I found the following quote from one of Obama’s speeches on his campaign website:
“We are greater together than we are on our own. I believe that this country succeeds when everyone gets a fair shot, when everyone does their fair share, and when everyone plays by the same rules.”
After reading this quote, I wondered if the discourse of “a fair shot” is a useful way to put forth a political agenda. On one hand, this is a standard political line designed to offend no one. After all, virtually no one is against a fair shot. Voters can also read this as support for whatever definition of fairness they adhere to and apply it to any topic they desire. On the other hand, the malleability of such statements leaves the public without much concrete information about a politician’s positions or their values. Beyond vagueness, however, I find the framework often reduces our understanding of opportunity to possibility rather than likelihood.
I realize Obama’s speech refers to economic opportunity, but here I am going to interrogate “a fair shot” using the “cultural” issue of marriage. Voters will decide ballot questions on same-sex marriage in several States this election year. Both sides can argue their positions while adhering to the “fair shot” rhetoric. For example, a same-sex marriage proponent could view Obama’s statement as support for everyone, regardless of sexual orientation, to have the right to marry whomever they might wish to marry. Of course, those opposed to same-sex marriage would object. Those opponents have long argued that a fair shot at marriage already exists – as long as you define marriage as a union between one man and one woman. Opponents of same-sex marriage point out that there is no law preventing consenting adults from choosing such an arrangement.
Pundits classify the heated debates surrounding these contests as part of a “culture war.” Yet, both sides value marriage as a positive goal for two people.
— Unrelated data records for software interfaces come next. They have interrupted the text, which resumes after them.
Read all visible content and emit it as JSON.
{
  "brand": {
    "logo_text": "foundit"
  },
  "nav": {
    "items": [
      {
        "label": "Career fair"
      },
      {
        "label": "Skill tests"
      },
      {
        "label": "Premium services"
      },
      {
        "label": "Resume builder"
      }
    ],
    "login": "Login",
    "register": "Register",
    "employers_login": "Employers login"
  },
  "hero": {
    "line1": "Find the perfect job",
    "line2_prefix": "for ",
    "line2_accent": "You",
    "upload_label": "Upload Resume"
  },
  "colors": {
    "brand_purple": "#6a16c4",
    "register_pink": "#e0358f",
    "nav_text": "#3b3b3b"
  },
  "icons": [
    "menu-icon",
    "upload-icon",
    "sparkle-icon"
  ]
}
In addition, both sides focus on the possibility of marriage rather than the likelihood. Obviously, the likelihood that a gay couple will marry is irrelevant in a State where it is illegal. However, when we agree, across a “culture war” that marriage is a positive outcome, we should also ask why some social groups have different likelihoods of marrying. For homosexuals the answer is obvious. Homosexuals are less likely to marry because most States don’t recognize their preferred relationships. But, how do we explain the disparities by social class?
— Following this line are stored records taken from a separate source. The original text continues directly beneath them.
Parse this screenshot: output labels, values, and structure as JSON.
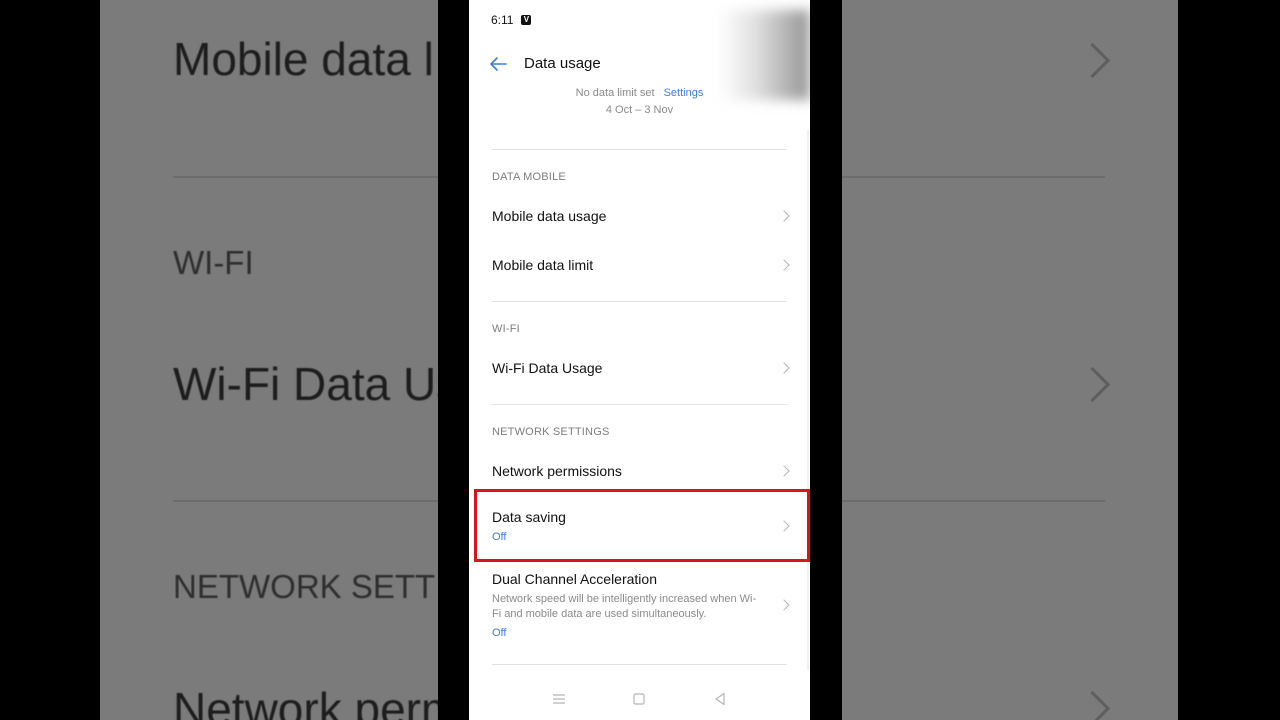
{
  "background": {
    "items": [
      {
        "kind": "big",
        "text": "Mobile data l"
      },
      {
        "kind": "header",
        "text": "WI-FI"
      },
      {
        "kind": "big",
        "text": "Wi-Fi Data Us"
      },
      {
        "kind": "header",
        "text": "NETWORK SETT"
      },
      {
        "kind": "big",
        "text": "Network perm"
      }
    ]
  },
  "status_bar": {
    "time": "6:11",
    "app_icon_glyph": "V"
  },
  "header": {
    "title": "Data usage",
    "back_icon": "arrow-left-icon"
  },
  "summary": {
    "limit_text": "No data limit set",
    "settings_link": "Settings",
    "date_range": "4 Oct – 3 Nov"
  },
  "sections": {
    "data_mobile": {
      "header": "DATA MOBILE",
      "items": [
        {
          "label": "Mobile data usage"
        },
        {
          "label": "Mobile data limit"
        }
      ]
    },
    "wifi": {
      "header": "WI-FI",
      "items": [
        {
          "label": "Wi-Fi Data Usage"
        }
      ]
    },
    "network_settings": {
      "header": "NETWORK SETTINGS",
      "items": [
        {
          "label": "Network permissions"
        },
        {
          "label": "Data saving",
          "status": "Off"
        },
        {
          "label": "Dual Channel Acceleration",
          "description": "Network speed will be intelligently increased when Wi-Fi and mobile data are used simultaneously.",
          "status": "Off"
        }
      ]
    }
  },
  "colors": {
    "accent": "#3b7ddd",
    "highlight_border": "#d7151f",
    "text_primary": "#111111",
    "text_secondary": "#8a8a8a"
  },
  "navbar": {
    "icons": [
      "menu-icon",
      "home-square-icon",
      "back-triangle-icon"
    ]
  }
}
Unlike marriage disparity between homosexuals and heterosexuals most Americans believe that the disparities by social class constitute a social problem. The federal government has intervened to promote marriage among the poor through welfare reform initiatives. While politicians promote marriage and government programs now encourage marriage, Randles (2012) points out that the poor are less likely to feel that they are ready for marriage as the “economic bar to marriage” rises. Low-income couples increasingly cite a lack of financial stability “as one of the main reasons they delay or avoid marriage” (Randles 2012). While members of every social class have the same opportunities to marry, the varying degrees of financial stability lead to a marriage gap. Many view that marriage gap rather than the financial disparities that underlie it as the primary social problem.
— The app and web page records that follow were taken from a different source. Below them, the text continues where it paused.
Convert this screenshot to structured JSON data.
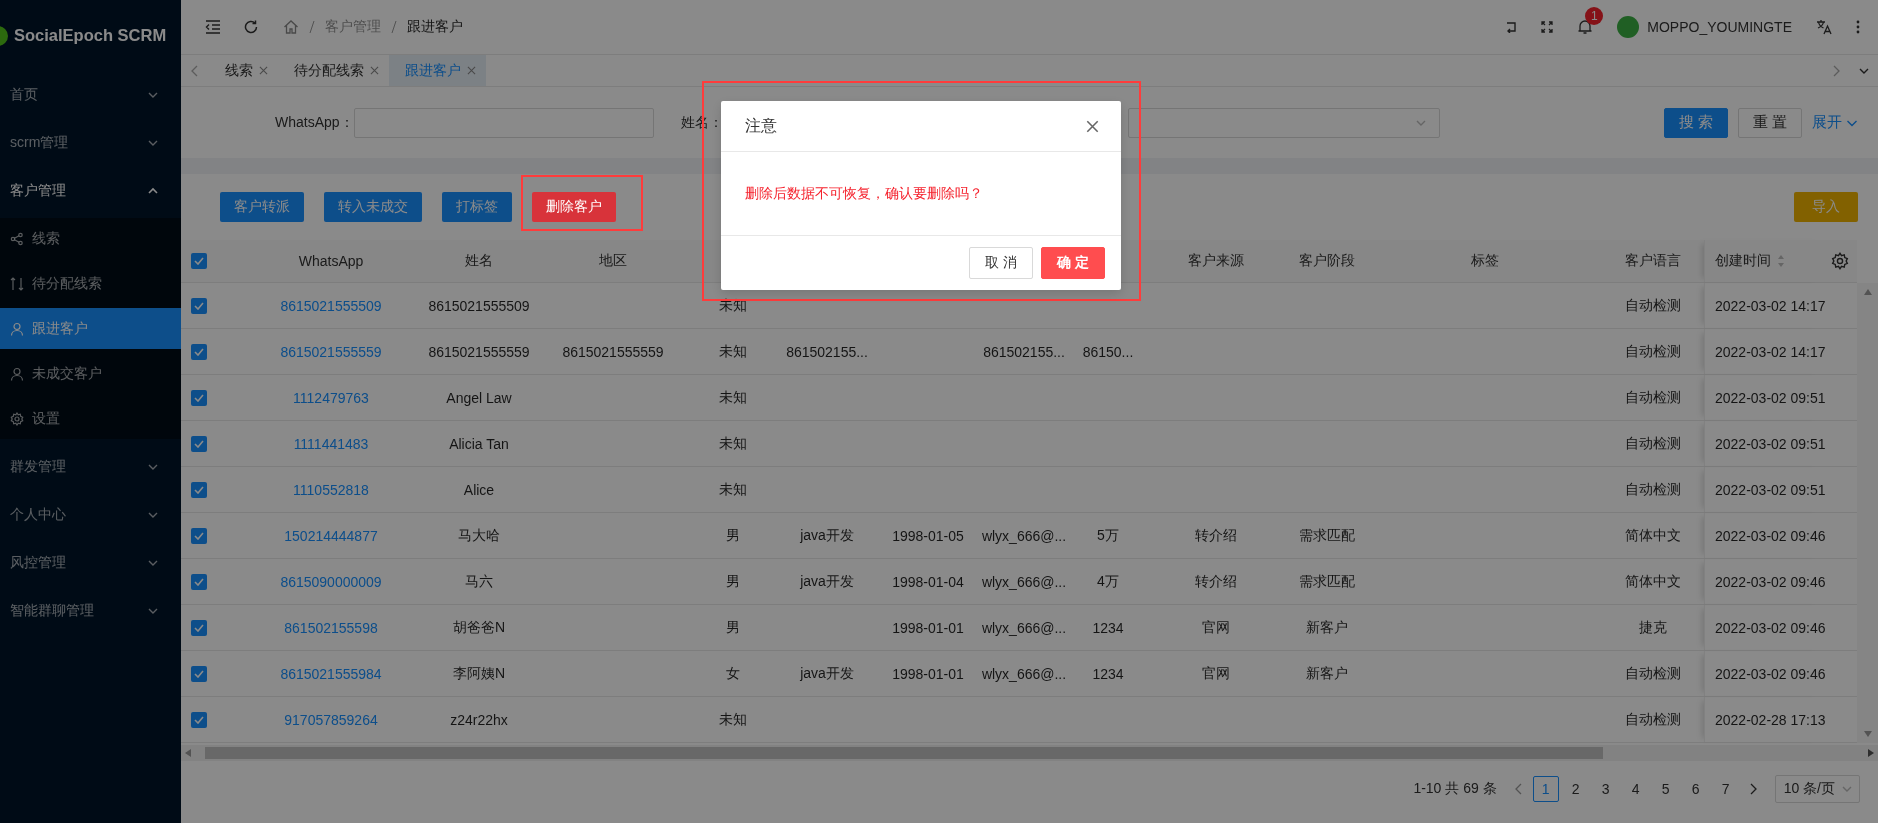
{
  "sidebar": {
    "logo": "SocialEpoch SCRM",
    "items": [
      {
        "label": "首页",
        "expanded": false
      },
      {
        "label": "scrm管理",
        "expanded": false
      },
      {
        "label": "客户管理",
        "expanded": true,
        "children": [
          {
            "label": "线索",
            "kind": "share",
            "selected": false
          },
          {
            "label": "待分配线索",
            "kind": "branch",
            "selected": false
          },
          {
            "label": "跟进客户",
            "kind": "user",
            "selected": true
          },
          {
            "label": "未成交客户",
            "kind": "user",
            "selected": false
          },
          {
            "label": "设置",
            "kind": "gear",
            "selected": false
          }
        ]
      },
      {
        "label": "群发管理",
        "expanded": false
      },
      {
        "label": "个人中心",
        "expanded": false
      },
      {
        "label": "风控管理",
        "expanded": false
      },
      {
        "label": "智能群聊管理",
        "expanded": false
      }
    ]
  },
  "header": {
    "breadcrumb": [
      "客户管理",
      "跟进客户"
    ],
    "notifications": "1",
    "user": "MOPPO_YOUMINGTE"
  },
  "tabs": [
    {
      "label": "线索",
      "selected": false
    },
    {
      "label": "待分配线索",
      "selected": false
    },
    {
      "label": "跟进客户",
      "selected": true
    }
  ],
  "filters": {
    "fields": [
      {
        "kind": "input",
        "label": "WhatsApp："
      },
      {
        "kind": "label",
        "label": "姓名："
      },
      {
        "kind": "select"
      }
    ],
    "buttons": [
      {
        "label": "搜 索",
        "kind": "primary"
      },
      {
        "label": "重 置",
        "kind": "default"
      }
    ],
    "expand_link": "展开"
  },
  "actions": [
    {
      "label": "客户转派",
      "kind": "primary",
      "highlighted": false
    },
    {
      "label": "转入未成交",
      "kind": "primary",
      "highlighted": false
    },
    {
      "label": "打标签",
      "kind": "primary",
      "highlighted": false
    },
    {
      "label": "删除客户",
      "kind": "danger",
      "highlighted": true
    }
  ],
  "import_button": "导入",
  "table": {
    "all_checked": true,
    "headers": {
      "whatsapp": "WhatsApp",
      "name": "姓名",
      "region": "地区",
      "source": "客户来源",
      "stage": "客户阶段",
      "tags": "标签",
      "language": "客户语言",
      "created": "创建时间"
    },
    "rows": [
      {
        "checked": true,
        "whatsapp": "8615021555509",
        "name": "8615021555509",
        "column_4": "未知",
        "language": "自动检测",
        "created": "2022-03-02 14:17"
      },
      {
        "checked": true,
        "whatsapp": "8615021555559",
        "name": "8615021555559",
        "region": "8615021555559",
        "column_4": "未知",
        "column_5": "861502155...",
        "column_7": "861502155...",
        "column_8": "86150...",
        "language": "自动检测",
        "created": "2022-03-02 14:17"
      },
      {
        "checked": true,
        "whatsapp": "1112479763",
        "name": "Angel Law",
        "column_4": "未知",
        "language": "自动检测",
        "created": "2022-03-02 09:51"
      },
      {
        "checked": true,
        "whatsapp": "1111441483",
        "name": "Alicia Tan",
        "column_4": "未知",
        "language": "自动检测",
        "created": "2022-03-02 09:51"
      },
      {
        "checked": true,
        "whatsapp": "1110552818",
        "name": "Alice",
        "column_4": "未知",
        "language": "自动检测",
        "created": "2022-03-02 09:51"
      },
      {
        "checked": true,
        "whatsapp": "150214444877",
        "name": "马大哈",
        "column_4": "男",
        "column_5": "java开发",
        "column_6": "1998-01-05",
        "column_7": "wlyx_666@...",
        "column_8": "5万",
        "source": "转介绍",
        "stage": "需求匹配",
        "language": "简体中文",
        "created": "2022-03-02 09:46"
      },
      {
        "checked": true,
        "whatsapp": "8615090000009",
        "name": "马六",
        "column_4": "男",
        "column_5": "java开发",
        "column_6": "1998-01-04",
        "column_7": "wlyx_666@...",
        "column_8": "4万",
        "source": "转介绍",
        "stage": "需求匹配",
        "language": "简体中文",
        "created": "2022-03-02 09:46"
      },
      {
        "checked": true,
        "whatsapp": "861502155598",
        "name": "胡爸爸N",
        "column_4": "男",
        "column_6": "1998-01-01",
        "column_7": "wlyx_666@...",
        "column_8": "1234",
        "source": "官网",
        "stage": "新客户",
        "language": "捷克",
        "created": "2022-03-02 09:46"
      },
      {
        "checked": true,
        "whatsapp": "8615021555984",
        "name": "李阿姨N",
        "column_4": "女",
        "column_5": "java开发",
        "column_6": "1998-01-01",
        "column_7": "wlyx_666@...",
        "column_8": "1234",
        "source": "官网",
        "stage": "新客户",
        "language": "自动检测",
        "created": "2022-03-02 09:46"
      },
      {
        "checked": true,
        "whatsapp": "917057859264",
        "name": "z24r22hx",
        "column_4": "未知",
        "language": "自动检测",
        "created": "2022-02-28 17:13"
      }
    ]
  },
  "pagination": {
    "summary": "1-10 共 69 条",
    "pages": [
      {
        "label": "1",
        "selected": true
      },
      {
        "label": "2",
        "selected": false
      },
      {
        "label": "3",
        "selected": false
      },
      {
        "label": "4",
        "selected": false
      },
      {
        "label": "5",
        "selected": false
      },
      {
        "label": "6",
        "selected": false
      },
      {
        "label": "7",
        "selected": false
      }
    ],
    "page_size": "10 条/页"
  },
  "modal": {
    "title": "注意",
    "message": "删除后数据不可恢复，确认要删除吗？",
    "highlighted": true,
    "buttons": [
      {
        "label": "取 消",
        "kind": "default"
      },
      {
        "label": "确 定",
        "kind": "danger"
      }
    ]
  }
}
After all, at the most superficial level, everyone has, regardless of social class, a “fair shot” at marriage. The failure to take this shot implies, for many, that the unwed have not done their “fair share” in working toward a committed relationship and perhaps they want to play by a different set of rules. Conservatives have consistently cited such an attitude as a key factor contributing to poverty. However, as Radling (2012) points out, “Instead of thinking that marriage can prevent poverty, as marriage promotion policies advocate, the sociological research on why the poor marry less urges us to reverse this reasoning: poverty prevents marriage.” When we view poverty as the cause and low marriage rates as the effect, poverty prevents a “fair shot.”
Randles (2012) does see some signs that the government has begun to “take a more comprehensive approach.” However, I wonder how much traction such programs can get without deepening our understanding of fairness.
The freedom to marry will likely further be extended to same-sex couples after 2012. However, if we value marriage for our citizens (and I’ve never heard a politician say s/he does not) then we might want to broaden our concepts of freedom and fairness. Is the existence of the possibility of a stable marriage (or the possibility of a living-wage job) how we should measure fairness? And how much should freedom be dependent upon the likelihood that one will exercise a right?